__WORK REQUIRED__
Where the word "zoom" appears in a line below, copy the whole line.

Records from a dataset
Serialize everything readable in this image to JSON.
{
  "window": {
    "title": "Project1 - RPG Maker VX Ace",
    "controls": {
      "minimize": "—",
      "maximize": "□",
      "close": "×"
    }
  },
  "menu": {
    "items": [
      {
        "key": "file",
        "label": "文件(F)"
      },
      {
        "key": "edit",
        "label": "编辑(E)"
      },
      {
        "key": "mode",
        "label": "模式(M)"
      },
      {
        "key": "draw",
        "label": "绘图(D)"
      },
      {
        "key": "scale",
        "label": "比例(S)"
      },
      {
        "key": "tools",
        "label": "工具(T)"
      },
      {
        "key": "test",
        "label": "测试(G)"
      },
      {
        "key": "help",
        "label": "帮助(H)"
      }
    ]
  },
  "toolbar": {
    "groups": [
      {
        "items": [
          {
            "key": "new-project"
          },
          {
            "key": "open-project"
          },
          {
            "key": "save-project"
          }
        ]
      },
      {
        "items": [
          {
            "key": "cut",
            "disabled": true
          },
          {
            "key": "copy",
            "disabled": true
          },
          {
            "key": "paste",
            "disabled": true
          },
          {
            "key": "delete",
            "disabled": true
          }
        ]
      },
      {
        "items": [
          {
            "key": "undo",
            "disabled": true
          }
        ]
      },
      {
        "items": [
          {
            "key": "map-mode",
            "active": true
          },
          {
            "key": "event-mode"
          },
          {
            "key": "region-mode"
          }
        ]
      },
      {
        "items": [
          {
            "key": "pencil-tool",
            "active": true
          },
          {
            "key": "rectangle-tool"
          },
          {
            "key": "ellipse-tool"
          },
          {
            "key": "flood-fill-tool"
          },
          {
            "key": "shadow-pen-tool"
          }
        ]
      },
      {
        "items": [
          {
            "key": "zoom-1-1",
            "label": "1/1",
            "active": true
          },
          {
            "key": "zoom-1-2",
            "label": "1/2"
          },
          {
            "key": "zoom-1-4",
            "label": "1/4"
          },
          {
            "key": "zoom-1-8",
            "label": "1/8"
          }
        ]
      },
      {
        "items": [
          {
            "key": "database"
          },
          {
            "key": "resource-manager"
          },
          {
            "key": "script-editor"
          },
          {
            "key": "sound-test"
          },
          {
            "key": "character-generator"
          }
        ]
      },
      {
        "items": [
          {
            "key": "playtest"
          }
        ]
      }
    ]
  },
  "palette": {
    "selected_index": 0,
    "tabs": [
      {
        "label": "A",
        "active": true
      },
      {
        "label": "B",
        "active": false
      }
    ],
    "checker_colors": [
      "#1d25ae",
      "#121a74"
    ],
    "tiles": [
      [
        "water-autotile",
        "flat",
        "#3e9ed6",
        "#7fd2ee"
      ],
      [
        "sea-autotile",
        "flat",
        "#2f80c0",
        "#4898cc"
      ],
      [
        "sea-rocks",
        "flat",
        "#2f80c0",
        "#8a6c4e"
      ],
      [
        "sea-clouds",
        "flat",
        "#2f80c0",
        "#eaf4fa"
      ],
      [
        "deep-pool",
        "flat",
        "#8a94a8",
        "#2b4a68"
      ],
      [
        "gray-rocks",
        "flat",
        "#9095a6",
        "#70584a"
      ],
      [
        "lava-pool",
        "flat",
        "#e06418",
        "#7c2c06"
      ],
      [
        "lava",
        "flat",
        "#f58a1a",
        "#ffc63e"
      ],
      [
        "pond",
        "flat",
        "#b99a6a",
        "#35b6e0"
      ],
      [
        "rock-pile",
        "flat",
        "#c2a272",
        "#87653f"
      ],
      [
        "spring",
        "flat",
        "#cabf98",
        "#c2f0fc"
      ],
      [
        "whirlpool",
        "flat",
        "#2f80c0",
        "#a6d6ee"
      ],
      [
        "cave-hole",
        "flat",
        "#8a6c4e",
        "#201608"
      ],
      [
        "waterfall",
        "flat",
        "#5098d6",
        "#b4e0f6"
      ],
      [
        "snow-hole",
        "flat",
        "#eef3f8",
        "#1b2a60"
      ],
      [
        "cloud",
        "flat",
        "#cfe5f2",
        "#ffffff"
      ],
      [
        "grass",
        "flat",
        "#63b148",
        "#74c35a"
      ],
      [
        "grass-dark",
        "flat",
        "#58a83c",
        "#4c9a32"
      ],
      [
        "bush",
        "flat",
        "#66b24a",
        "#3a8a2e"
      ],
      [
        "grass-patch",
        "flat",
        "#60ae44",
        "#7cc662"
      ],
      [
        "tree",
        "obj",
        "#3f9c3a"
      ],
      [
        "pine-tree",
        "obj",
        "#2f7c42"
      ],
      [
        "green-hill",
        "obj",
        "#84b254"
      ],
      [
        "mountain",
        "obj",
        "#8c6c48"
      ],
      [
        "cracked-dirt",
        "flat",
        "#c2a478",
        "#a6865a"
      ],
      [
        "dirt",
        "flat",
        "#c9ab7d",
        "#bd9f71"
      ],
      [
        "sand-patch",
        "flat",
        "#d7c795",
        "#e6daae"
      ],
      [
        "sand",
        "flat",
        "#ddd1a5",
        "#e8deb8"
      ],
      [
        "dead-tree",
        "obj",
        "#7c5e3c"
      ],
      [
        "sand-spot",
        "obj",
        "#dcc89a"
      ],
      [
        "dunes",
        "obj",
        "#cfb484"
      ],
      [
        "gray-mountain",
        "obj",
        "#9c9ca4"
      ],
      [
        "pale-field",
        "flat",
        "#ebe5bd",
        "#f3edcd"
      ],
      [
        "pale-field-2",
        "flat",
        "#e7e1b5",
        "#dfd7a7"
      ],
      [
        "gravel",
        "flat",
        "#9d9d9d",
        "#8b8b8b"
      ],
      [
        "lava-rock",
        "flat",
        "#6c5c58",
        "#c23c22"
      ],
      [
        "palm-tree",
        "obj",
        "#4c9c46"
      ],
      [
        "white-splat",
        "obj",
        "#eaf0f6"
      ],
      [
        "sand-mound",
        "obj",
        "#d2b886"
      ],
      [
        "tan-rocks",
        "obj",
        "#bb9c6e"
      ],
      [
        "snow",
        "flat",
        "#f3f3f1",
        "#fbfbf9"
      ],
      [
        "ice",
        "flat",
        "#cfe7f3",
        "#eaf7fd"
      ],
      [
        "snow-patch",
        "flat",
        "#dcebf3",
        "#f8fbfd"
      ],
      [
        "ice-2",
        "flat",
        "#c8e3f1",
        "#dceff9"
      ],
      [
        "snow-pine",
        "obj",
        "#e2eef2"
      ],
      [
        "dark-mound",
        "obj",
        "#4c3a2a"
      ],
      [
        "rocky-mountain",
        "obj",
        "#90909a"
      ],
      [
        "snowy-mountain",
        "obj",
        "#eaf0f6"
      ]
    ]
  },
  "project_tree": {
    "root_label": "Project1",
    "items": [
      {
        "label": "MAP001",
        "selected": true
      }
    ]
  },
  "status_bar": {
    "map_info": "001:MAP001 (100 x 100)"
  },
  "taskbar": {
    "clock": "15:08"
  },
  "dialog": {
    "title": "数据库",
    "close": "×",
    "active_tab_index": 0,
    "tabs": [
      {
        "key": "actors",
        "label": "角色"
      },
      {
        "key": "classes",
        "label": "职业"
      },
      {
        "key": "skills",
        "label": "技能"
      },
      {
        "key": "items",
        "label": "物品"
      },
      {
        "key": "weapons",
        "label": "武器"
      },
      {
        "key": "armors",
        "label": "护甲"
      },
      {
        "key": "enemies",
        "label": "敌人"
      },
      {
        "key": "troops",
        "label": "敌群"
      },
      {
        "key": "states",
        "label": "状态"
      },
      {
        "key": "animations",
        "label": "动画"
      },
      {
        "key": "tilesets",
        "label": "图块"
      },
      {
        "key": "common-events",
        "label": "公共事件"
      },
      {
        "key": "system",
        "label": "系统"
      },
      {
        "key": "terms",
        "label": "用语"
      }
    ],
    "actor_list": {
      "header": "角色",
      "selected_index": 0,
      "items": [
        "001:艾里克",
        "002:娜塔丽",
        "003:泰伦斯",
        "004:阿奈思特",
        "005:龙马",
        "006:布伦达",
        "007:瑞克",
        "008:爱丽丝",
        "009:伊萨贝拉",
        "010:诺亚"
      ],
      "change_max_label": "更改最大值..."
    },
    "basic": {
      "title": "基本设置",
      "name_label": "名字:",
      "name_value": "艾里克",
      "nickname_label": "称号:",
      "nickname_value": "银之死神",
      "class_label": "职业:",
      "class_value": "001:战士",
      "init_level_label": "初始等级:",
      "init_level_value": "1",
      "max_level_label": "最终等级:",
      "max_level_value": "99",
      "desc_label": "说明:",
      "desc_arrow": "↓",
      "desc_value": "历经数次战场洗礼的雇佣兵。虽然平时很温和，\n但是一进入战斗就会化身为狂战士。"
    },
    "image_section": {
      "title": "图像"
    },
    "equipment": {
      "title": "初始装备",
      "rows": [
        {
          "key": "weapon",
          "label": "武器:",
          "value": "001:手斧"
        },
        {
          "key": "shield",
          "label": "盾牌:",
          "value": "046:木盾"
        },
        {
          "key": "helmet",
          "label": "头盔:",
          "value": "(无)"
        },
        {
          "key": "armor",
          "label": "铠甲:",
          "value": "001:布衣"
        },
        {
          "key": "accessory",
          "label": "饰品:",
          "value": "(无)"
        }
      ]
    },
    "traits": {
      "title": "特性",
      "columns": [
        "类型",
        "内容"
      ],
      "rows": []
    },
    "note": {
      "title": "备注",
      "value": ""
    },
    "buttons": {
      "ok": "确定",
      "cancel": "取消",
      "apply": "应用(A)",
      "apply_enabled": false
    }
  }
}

__ANSWER BELOW__
            "key": "zoom-1-1",
            "key": "zoom-1-2",
            "key": "zoom-1-4",
            "key": "zoom-1-8",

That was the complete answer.